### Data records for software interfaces
--- --- ---
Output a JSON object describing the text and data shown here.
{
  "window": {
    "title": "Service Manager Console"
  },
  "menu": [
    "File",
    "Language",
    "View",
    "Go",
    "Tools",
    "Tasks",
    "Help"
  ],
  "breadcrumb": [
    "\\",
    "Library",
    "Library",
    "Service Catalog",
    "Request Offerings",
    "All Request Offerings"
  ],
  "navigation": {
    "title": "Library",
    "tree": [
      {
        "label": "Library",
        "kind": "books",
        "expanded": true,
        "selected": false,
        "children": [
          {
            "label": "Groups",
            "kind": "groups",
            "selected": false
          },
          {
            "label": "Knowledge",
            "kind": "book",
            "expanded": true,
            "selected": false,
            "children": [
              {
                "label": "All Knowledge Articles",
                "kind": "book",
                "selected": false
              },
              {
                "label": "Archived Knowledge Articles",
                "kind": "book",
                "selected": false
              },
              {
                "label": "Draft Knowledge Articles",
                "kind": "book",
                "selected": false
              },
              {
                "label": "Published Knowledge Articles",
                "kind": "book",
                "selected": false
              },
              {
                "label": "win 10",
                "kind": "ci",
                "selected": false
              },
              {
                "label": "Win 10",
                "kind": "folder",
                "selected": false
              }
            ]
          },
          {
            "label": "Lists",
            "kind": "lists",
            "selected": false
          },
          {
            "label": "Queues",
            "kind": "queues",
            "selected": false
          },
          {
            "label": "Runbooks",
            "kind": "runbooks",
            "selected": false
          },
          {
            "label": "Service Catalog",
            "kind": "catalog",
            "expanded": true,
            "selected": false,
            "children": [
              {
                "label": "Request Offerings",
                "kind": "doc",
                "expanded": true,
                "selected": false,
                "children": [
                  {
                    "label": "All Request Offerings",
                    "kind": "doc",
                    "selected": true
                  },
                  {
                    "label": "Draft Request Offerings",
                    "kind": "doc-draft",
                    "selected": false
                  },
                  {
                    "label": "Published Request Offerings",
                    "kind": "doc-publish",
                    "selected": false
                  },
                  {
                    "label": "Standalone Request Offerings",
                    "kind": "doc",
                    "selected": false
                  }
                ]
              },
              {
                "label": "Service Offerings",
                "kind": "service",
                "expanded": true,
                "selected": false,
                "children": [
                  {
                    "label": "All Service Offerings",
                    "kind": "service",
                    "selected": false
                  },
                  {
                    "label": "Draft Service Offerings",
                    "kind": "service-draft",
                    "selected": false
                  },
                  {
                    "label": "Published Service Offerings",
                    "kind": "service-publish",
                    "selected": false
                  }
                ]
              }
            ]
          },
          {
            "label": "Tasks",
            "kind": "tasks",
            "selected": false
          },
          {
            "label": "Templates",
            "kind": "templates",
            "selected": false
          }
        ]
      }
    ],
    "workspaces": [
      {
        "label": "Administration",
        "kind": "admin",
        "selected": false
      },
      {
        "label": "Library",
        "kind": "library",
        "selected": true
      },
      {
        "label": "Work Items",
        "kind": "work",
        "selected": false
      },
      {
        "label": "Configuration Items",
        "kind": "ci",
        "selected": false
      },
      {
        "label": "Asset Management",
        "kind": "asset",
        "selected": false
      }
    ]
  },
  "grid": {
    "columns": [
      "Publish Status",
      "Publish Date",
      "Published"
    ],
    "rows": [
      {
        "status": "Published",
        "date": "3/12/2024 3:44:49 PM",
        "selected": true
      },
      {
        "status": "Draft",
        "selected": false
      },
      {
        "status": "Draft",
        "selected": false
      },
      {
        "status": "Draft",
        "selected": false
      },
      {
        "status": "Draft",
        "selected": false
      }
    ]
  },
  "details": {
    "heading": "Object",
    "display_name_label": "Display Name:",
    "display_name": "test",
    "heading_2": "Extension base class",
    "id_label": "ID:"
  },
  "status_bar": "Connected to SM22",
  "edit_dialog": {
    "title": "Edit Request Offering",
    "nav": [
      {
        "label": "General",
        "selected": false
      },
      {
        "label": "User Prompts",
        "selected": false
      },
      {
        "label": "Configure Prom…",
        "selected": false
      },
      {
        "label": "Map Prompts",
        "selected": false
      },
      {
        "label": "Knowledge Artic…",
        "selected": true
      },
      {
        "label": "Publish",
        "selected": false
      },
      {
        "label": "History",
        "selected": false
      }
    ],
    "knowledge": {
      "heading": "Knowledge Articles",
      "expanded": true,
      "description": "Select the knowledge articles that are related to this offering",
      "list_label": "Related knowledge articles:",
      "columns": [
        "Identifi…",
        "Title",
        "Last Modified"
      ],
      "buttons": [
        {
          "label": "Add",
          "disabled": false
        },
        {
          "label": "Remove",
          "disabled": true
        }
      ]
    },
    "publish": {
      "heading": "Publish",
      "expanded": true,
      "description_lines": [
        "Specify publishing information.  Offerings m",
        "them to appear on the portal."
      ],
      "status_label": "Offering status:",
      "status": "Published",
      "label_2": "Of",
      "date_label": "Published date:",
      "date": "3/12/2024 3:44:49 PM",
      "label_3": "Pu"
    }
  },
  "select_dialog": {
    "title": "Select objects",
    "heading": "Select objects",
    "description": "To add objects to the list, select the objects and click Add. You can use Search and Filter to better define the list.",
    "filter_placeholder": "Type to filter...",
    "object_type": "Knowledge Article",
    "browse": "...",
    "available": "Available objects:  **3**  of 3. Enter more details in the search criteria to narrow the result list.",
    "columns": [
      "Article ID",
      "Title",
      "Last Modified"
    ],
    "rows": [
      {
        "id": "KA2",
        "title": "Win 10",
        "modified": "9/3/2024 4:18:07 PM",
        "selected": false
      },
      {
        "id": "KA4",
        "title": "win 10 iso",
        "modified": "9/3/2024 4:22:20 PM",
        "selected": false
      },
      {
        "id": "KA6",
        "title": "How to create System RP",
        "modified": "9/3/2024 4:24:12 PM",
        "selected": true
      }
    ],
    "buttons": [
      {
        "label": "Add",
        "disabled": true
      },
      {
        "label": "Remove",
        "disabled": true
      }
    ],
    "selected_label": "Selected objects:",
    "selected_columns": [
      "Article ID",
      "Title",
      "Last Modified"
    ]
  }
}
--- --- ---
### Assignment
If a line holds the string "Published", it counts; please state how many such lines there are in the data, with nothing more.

### Task solution
7